■ **Work order**
All of the records below need to be returned exactly.

+++

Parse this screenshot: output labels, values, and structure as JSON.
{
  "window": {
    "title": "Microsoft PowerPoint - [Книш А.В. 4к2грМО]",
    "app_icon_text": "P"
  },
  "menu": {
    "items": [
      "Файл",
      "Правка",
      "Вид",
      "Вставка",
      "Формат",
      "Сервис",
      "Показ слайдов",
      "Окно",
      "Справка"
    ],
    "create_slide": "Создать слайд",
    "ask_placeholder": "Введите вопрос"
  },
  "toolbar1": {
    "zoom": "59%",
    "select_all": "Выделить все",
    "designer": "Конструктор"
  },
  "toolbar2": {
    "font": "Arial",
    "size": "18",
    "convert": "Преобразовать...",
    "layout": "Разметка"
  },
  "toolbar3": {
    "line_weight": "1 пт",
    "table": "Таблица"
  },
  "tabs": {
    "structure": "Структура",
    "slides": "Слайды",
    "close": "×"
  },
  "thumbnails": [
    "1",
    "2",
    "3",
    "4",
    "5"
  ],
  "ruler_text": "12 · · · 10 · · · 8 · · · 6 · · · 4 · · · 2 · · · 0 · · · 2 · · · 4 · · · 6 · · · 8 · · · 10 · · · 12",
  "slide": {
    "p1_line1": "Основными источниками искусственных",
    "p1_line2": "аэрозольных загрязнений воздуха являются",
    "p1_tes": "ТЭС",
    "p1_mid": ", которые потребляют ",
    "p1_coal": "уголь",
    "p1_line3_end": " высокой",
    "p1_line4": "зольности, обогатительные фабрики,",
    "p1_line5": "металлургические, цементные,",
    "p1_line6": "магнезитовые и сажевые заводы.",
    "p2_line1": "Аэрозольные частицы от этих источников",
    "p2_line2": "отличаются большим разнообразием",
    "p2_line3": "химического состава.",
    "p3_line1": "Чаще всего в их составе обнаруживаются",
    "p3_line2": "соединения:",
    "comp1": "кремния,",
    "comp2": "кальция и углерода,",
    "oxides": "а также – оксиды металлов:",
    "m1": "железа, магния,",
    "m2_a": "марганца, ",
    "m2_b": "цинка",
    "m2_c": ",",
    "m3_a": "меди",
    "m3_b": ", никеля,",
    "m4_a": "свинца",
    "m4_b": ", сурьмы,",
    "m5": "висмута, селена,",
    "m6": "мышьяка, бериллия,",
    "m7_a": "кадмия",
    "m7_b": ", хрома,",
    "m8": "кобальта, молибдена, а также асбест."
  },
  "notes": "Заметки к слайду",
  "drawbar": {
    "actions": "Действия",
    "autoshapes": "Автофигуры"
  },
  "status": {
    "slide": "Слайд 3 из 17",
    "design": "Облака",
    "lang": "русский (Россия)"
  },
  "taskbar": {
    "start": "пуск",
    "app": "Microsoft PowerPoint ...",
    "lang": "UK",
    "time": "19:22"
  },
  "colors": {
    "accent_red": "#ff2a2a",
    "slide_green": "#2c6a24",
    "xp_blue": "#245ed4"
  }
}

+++

■ **Your response**
Parse this screenshot: output labels, values, and structure as JSON.
{
  "window": {
    "title": "Microsoft PowerPoint - [Книш А.В. 4к2грМО]",
    "app_icon_text": "P"
  },
  "menu": {
    "items": [
      "Файл",
      "Правка",
      "Вид",
      "Вставка",
      "Формат",
      "Сервис",
      "Показ слайдов",
      "Окно",
      "Справка"
    ],
    "create_slide": "Создать слайд",
    "ask_placeholder": "Введите вопрос"
  },
  "toolbar1": {
    "zoom": "59%",
    "select_all": "Выделить все",
    "designer": "Конструктор"
  },
  "toolbar2": {
    "font": "Arial",
    "size": "18",
    "convert": "Преобразовать...",
    "layout": "Разметка"
  },
  "toolbar3": {
    "line_weight": "1 пт",
    "table": "Таблица"
  },
  "tabs": {
    "structure": "Структура",
    "slides": "Слайды",
    "close": "×"
  },
  "thumbnails": [
    "1",
    "2",
    "3",
    "4",
    "5"
  ],
  "ruler_text": "12 · · · 10 · · · 8 · · · 6 · · · 4 · · · 2 · · · 0 · · · 2 · · · 4 · · · 6 · · · 8 · · · 10 · · · 12",
  "slide": {
    "p1_line1": "Основными источниками искусственных",
    "p1_line2": "аэрозольных загрязнений воздуха являются",
    "p1_tes": "ТЭС",
    "p1_mid": ", которые потребляют ",
    "p1_coal": "уголь",
    "p1_line3_end": " высокой",
    "p1_line4": "зольности, обогатительные фабрики,",
    "p1_line5": "металлургические, цементные,",
    "p1_line6": "магнезитовые и сажевые заводы.",
    "p2_line1": "Аэрозольные частицы от этих источников",
    "p2_line2": "отличаются большим разнообразием",
    "p2_line3": "химического состава.",
    "p3_line1": "Чаще всего в их составе обнаруживаются",
    "p3_line2": "соединения:",
    "comp1": "кремния,",
    "comp2": "кальция и углерода,",
    "oxides": "а также – оксиды металлов:",
    "m1": "железа, магния,",
    "m2_a": "марганца, ",
    "m2_b": "цинка",
    "m2_c": ",",
    "m3_a": "меди",
    "m3_b": ", никеля,",
    "m4_a": "свинца",
    "m4_b": ", сурьмы,",
    "m5": "висмута, селена,",
    "m6": "мышьяка, бериллия,",
    "m7_a": "кадмия",
    "m7_b": ", хрома,",
    "m8": "кобальта, молибдена, а также асбест."
  },
  "notes": "Заметки к слайду",
  "drawbar": {
    "actions": "Действия",
    "autoshapes": "Автофигуры"
  },
  "status": {
    "slide": "Слайд 3 из 17",
    "design": "Облака",
    "lang": "русский (Россия)"
  },
  "taskbar": {
    "start": "пуск",
    "app": "Microsoft PowerPoint ...",
    "lang": "UK",
    "time": "19:22"
  },
  "colors": {
    "accent_red": "#ff2a2a",
    "slide_green": "#2c6a24",
    "xp_blue": "#245ed4"
  }
}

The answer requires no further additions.